We explored the concepts of dharma (purpose), yuga-dharma (purpose of an age), sva-dharma (individual’s purpose), and nimisa dharma (purpose of the moment), which is to divide dharma up into its manifestations in social space and time. Ahimsa paramo dharma (nonviolence is the highest dharma), was explored as a guidepost for all the sub-dharmas.

We see compassion as deeper than emotion, what we might call a “spiritual force,” and when you are in that state and want to act, you have to find nonviolence because it’s the only way to put that state into action without violating it.

By turning toward our suffering and looking at our own obstacles, we can identify the greater needs in our communities. From there, we can begin to develop more humane and compassionate structures which are aligned with the inherent purpose of nature.

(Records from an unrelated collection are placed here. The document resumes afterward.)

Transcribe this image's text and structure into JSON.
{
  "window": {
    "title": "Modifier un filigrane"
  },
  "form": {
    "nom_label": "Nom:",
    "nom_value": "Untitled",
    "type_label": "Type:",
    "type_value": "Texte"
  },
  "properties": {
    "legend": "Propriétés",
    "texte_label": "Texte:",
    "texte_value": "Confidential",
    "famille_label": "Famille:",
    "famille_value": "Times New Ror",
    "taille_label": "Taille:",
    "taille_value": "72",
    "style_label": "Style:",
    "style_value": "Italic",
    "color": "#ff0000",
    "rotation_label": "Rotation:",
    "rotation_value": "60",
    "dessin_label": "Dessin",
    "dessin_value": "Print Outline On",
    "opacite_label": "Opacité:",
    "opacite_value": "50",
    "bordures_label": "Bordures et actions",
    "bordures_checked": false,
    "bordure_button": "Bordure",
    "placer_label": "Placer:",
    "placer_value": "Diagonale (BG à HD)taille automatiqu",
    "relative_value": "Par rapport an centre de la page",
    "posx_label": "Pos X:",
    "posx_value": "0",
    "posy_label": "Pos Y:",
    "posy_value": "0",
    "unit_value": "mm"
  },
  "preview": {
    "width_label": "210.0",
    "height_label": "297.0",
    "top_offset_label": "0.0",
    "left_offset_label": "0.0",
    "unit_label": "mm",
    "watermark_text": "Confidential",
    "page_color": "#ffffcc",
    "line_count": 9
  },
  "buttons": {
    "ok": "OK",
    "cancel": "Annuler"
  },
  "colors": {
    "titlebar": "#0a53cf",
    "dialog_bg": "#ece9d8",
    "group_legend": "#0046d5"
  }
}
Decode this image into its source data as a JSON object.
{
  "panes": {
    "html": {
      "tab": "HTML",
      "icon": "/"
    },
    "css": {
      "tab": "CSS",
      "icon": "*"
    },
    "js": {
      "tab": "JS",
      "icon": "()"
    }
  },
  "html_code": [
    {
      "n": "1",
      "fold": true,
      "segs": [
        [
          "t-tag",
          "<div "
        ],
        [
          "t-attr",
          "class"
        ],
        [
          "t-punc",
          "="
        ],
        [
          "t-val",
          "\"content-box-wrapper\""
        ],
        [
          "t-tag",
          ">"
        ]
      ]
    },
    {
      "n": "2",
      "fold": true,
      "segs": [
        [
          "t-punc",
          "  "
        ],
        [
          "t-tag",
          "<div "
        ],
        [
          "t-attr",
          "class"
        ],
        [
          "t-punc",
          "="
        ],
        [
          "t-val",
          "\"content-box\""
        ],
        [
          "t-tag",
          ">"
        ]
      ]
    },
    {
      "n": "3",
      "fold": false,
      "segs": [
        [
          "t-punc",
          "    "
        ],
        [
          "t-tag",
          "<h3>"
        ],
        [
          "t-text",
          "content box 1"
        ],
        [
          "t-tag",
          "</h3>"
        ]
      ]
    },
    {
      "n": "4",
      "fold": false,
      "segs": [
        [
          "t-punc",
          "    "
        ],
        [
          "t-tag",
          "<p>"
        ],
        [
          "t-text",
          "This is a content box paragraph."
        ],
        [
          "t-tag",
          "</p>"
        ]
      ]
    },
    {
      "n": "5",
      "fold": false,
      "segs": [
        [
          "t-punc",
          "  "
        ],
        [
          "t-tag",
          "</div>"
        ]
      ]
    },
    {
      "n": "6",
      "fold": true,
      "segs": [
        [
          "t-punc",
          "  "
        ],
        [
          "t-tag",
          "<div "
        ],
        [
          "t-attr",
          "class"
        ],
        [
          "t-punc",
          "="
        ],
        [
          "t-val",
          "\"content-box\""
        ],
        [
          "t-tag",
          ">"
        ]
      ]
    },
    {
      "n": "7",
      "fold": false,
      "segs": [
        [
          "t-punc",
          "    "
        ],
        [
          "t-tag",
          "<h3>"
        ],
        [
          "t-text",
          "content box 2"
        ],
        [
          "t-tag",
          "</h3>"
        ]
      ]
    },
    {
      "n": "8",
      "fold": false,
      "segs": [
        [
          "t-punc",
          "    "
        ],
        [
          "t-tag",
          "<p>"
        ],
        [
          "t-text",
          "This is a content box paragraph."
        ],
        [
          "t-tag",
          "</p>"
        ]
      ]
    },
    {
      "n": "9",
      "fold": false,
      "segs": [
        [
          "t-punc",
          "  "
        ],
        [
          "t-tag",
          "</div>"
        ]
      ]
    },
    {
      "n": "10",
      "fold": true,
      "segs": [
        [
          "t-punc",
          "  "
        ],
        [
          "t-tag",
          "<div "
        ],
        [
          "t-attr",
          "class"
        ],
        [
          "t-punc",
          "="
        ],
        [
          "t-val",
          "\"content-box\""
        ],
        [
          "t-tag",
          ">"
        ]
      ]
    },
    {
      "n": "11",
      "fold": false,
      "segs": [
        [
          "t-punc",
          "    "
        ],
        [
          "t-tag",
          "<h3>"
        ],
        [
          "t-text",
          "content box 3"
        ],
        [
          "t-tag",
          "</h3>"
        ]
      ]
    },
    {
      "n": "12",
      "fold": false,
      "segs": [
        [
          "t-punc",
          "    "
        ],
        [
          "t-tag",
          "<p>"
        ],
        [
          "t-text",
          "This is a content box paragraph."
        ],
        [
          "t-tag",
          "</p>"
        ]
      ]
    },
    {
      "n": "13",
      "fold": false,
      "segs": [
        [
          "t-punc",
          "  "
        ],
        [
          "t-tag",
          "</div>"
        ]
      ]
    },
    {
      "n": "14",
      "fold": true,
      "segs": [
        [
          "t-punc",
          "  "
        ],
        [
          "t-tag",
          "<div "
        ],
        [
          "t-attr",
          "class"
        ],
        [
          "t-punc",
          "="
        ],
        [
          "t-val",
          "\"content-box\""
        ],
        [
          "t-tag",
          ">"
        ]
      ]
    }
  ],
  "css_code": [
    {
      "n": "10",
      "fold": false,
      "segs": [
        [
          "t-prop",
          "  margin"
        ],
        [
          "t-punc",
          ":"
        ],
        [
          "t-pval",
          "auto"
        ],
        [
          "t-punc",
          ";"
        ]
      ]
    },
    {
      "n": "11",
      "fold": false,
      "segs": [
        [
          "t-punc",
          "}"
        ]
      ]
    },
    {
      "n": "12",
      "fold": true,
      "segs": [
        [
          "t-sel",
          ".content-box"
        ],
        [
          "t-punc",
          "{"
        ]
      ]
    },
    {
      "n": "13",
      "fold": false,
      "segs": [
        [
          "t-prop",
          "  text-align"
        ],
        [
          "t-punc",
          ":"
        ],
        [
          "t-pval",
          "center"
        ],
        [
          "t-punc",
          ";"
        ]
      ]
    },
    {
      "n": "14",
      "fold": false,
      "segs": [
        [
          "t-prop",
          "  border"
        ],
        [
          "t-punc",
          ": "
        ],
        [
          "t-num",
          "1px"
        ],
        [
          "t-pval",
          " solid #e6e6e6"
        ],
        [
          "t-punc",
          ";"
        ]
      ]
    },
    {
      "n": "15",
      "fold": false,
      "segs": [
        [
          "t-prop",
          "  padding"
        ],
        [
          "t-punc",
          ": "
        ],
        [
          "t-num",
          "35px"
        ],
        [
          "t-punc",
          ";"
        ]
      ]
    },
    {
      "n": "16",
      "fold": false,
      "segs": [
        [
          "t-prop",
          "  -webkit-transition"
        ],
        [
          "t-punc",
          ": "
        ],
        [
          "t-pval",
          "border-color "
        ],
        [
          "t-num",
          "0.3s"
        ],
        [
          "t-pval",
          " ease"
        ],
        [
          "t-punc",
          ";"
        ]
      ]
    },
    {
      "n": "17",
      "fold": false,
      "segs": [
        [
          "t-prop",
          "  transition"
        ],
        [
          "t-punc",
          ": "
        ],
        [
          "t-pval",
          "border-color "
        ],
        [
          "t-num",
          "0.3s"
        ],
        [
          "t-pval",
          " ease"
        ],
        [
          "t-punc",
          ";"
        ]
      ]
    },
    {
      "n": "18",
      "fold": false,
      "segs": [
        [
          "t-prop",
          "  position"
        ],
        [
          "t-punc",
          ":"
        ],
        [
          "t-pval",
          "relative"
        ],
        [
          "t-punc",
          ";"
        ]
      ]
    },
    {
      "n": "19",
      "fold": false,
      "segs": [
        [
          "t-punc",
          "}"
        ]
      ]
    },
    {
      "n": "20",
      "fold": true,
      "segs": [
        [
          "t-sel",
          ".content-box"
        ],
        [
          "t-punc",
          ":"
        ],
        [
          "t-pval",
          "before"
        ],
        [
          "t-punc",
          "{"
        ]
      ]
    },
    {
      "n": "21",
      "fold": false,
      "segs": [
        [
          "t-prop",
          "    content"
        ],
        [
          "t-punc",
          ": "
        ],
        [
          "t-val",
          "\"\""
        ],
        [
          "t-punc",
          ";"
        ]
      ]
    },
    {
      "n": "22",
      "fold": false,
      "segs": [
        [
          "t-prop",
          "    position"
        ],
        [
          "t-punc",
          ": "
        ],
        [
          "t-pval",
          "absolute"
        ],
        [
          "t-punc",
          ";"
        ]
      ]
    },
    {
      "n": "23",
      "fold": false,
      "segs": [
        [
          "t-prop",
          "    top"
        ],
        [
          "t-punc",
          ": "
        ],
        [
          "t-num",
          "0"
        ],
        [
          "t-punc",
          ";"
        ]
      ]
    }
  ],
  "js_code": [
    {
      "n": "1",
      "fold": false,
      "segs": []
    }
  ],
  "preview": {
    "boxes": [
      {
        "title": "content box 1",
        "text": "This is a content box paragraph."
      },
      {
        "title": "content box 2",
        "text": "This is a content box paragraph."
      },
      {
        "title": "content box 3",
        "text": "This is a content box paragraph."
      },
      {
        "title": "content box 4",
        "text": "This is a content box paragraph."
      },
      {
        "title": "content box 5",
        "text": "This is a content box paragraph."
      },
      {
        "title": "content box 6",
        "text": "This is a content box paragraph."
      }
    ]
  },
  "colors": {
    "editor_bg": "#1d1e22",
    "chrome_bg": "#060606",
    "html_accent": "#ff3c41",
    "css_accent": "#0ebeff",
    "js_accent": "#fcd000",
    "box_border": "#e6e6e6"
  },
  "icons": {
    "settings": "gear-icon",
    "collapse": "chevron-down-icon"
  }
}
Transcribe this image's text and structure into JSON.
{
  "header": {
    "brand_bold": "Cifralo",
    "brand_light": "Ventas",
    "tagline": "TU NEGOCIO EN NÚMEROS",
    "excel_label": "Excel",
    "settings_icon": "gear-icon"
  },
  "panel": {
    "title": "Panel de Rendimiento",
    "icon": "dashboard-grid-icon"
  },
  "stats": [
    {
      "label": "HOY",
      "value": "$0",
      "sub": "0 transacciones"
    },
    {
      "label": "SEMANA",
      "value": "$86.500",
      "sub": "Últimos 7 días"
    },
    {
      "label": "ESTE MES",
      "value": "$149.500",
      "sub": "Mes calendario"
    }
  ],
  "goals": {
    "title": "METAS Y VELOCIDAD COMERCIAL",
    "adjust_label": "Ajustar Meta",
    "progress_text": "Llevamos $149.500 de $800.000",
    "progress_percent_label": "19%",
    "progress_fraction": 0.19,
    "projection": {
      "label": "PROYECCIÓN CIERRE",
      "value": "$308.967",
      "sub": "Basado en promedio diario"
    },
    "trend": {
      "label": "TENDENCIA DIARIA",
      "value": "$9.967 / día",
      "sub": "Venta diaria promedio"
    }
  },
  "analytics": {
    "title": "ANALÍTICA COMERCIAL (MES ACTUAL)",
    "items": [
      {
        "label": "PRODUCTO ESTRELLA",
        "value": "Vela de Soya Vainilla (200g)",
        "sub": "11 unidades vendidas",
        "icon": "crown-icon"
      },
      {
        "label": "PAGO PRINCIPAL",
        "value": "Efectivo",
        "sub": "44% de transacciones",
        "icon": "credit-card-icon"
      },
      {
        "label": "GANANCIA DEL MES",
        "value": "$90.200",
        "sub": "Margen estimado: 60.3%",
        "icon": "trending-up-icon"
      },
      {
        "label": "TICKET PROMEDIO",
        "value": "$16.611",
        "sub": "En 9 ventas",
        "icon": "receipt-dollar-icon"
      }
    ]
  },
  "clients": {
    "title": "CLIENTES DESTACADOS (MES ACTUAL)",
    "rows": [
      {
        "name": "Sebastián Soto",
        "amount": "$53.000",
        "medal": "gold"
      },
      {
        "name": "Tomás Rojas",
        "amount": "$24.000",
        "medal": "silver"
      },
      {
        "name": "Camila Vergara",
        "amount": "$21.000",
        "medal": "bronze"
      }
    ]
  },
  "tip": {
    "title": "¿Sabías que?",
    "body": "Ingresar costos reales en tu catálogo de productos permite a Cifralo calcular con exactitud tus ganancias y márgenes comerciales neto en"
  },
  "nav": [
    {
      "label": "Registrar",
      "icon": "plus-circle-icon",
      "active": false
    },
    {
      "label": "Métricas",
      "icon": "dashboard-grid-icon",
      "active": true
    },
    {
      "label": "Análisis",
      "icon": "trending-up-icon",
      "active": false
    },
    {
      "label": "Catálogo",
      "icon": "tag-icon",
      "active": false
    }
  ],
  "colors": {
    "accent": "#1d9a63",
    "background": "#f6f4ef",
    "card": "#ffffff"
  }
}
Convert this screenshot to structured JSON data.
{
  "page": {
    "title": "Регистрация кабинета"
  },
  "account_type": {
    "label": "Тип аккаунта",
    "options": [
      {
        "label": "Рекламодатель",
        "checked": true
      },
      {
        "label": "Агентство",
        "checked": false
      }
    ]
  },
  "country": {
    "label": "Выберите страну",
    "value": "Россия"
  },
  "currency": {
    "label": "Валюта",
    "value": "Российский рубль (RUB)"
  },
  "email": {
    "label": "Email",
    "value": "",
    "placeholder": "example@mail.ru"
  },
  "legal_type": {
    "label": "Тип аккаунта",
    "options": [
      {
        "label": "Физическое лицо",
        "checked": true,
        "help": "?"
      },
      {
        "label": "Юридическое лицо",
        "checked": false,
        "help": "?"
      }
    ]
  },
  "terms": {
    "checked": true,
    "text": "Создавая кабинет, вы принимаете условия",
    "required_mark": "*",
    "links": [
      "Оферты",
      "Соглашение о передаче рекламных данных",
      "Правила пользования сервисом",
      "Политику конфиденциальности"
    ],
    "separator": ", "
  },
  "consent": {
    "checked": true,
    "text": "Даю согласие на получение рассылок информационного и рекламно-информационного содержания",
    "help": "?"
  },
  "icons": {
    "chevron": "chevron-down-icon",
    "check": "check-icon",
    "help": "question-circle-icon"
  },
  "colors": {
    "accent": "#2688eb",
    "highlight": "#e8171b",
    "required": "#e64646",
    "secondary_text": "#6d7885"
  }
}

Nonviolence, we said, is often inconvenient. And currently a culture of convenience creates suffering and obstructs further evolution toward the realization of life’s meaning. Sadly, we admitted, the greatest convenience at this time is often to deny the suffering around us, including our own. In order to create a more nonviolent world, we can work to make the right choice become the convenient choice. You can evaluate a culture by how much it inhibits or facilitates people discovering the meaning of life, from finding their sva-dharma as individuals within the yuga-dharma of the age and, in turn, the ultimate dharma of all life (ahimsa).

Peijman thought to add some questions to raise in discussion with others on this topic:

  • Do you ever shut-down when having a thought that leads to connection, and then do you ever self-censor to get back in line with the dominant paradigm?

Jill added, with much feeling:

  • The problems seem so big, and we can seem so small, how can we avoid demoralization?  Michael proposed: numbers don’t matter that much in the world of consciousness; also, remember “work” vs. work: that we do not always see the results of our actions.  We can have the faith that a special power resides in discovering our contribution.

We began to end the discussion by reading this Rumi poem, but it is of course, an on-going matter. Final thoughts…love–not merely an emotion– is one way of seeing the ultimate reality acting through all things and people.  That is, to the extent that we don’t let our private self obstruct it.

Lots of food for thought!

Here are the three videos of this seminar.